## Requirement
Tell how many lines in the data below hold the string "category"; give nothing but the number.

## Stored data
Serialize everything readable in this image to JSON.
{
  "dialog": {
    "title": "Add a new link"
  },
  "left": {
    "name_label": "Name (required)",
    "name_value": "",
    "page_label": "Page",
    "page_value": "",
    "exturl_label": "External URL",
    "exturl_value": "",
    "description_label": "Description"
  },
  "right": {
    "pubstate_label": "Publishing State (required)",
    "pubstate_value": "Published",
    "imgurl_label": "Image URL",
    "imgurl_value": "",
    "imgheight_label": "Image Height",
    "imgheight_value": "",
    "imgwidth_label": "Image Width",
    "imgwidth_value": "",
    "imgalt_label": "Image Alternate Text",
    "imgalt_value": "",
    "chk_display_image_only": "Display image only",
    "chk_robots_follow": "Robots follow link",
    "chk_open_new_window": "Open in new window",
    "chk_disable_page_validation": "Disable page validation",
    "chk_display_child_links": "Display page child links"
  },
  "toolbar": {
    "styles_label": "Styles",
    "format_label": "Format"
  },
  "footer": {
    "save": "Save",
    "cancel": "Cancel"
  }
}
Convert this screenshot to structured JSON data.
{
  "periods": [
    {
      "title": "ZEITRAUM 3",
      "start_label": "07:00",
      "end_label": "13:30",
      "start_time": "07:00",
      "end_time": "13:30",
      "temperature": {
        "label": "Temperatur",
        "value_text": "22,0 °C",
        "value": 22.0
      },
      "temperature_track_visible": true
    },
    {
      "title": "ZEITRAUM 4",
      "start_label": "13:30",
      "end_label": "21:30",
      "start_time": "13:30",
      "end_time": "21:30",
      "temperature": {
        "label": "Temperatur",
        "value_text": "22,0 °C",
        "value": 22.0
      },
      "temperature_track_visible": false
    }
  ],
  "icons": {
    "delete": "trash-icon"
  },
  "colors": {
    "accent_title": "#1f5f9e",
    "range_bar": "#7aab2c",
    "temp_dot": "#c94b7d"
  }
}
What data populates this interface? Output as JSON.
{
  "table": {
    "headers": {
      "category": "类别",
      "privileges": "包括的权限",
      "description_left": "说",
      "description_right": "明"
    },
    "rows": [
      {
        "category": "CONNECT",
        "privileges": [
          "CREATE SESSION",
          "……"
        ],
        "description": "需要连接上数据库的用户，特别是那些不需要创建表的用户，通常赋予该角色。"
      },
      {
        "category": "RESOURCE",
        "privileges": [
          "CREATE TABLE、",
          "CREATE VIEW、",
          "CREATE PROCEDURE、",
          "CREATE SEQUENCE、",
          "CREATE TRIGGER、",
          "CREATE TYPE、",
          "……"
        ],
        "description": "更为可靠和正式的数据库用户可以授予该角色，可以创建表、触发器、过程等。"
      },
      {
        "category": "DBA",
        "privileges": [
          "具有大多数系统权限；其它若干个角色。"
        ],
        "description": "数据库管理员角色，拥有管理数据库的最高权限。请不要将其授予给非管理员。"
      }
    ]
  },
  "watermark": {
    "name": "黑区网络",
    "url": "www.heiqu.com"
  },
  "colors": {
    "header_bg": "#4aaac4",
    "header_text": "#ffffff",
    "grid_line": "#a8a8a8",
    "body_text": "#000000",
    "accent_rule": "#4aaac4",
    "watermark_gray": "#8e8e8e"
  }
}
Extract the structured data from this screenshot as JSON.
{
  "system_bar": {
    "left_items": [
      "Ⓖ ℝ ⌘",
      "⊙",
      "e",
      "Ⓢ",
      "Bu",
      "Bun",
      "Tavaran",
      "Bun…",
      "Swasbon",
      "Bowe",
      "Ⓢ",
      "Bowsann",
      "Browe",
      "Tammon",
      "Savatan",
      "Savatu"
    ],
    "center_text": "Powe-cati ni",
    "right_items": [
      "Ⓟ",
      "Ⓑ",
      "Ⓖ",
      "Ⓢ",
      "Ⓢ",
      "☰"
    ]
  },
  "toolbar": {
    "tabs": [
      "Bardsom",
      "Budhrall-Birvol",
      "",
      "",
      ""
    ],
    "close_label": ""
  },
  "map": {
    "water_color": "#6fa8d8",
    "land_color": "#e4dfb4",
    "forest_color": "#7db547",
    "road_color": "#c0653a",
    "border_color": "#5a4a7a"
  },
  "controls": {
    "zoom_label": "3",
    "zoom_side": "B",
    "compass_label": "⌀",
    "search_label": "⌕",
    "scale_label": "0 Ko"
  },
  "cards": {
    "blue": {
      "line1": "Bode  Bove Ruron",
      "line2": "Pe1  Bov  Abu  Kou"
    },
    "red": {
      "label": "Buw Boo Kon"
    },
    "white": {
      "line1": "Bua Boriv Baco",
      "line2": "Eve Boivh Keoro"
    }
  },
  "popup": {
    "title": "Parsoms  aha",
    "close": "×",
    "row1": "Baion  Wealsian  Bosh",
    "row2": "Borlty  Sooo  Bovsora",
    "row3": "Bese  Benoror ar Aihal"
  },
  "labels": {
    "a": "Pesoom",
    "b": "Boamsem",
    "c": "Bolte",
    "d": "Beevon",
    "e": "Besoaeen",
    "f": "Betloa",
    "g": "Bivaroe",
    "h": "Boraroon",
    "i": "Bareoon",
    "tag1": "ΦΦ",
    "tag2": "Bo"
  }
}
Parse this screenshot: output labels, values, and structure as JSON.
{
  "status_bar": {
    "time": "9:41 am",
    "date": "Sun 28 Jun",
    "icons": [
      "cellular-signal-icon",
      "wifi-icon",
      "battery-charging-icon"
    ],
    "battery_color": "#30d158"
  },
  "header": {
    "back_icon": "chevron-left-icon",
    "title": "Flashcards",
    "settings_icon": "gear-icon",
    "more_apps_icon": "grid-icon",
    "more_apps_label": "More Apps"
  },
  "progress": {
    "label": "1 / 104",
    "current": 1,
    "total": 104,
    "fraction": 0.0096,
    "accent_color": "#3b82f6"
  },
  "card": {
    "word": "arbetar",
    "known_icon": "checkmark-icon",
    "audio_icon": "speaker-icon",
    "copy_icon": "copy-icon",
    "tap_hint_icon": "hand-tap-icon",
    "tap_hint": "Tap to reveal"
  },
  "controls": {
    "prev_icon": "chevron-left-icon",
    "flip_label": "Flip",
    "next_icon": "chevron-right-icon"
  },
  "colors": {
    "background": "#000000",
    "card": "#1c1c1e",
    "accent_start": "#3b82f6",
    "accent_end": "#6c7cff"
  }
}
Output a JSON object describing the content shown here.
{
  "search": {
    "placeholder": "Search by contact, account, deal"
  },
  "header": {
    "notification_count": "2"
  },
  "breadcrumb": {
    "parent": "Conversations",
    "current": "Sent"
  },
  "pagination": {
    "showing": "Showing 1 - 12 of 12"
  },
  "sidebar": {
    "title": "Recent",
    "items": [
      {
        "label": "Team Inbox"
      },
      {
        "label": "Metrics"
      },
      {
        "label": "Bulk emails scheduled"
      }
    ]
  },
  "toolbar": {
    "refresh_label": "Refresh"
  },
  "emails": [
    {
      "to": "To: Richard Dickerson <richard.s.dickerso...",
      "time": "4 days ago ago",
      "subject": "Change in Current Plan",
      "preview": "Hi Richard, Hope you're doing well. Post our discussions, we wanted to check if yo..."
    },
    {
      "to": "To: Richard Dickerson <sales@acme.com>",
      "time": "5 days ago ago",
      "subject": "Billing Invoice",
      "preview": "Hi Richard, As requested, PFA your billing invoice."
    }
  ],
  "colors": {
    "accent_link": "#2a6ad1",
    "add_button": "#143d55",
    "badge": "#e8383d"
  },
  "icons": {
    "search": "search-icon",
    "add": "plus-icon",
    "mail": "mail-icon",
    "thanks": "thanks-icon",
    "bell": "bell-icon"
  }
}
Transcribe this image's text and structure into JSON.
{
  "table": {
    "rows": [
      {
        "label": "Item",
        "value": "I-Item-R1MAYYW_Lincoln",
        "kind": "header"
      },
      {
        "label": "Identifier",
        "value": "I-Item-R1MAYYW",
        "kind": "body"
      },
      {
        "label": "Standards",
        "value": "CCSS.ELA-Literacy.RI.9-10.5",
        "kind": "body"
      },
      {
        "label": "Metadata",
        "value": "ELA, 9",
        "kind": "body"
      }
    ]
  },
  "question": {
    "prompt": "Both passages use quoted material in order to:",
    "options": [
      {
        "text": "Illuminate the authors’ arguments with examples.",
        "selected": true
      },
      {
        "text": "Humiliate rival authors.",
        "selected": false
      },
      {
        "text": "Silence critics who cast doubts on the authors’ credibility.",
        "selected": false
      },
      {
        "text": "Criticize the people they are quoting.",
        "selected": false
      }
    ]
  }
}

## Task solution
4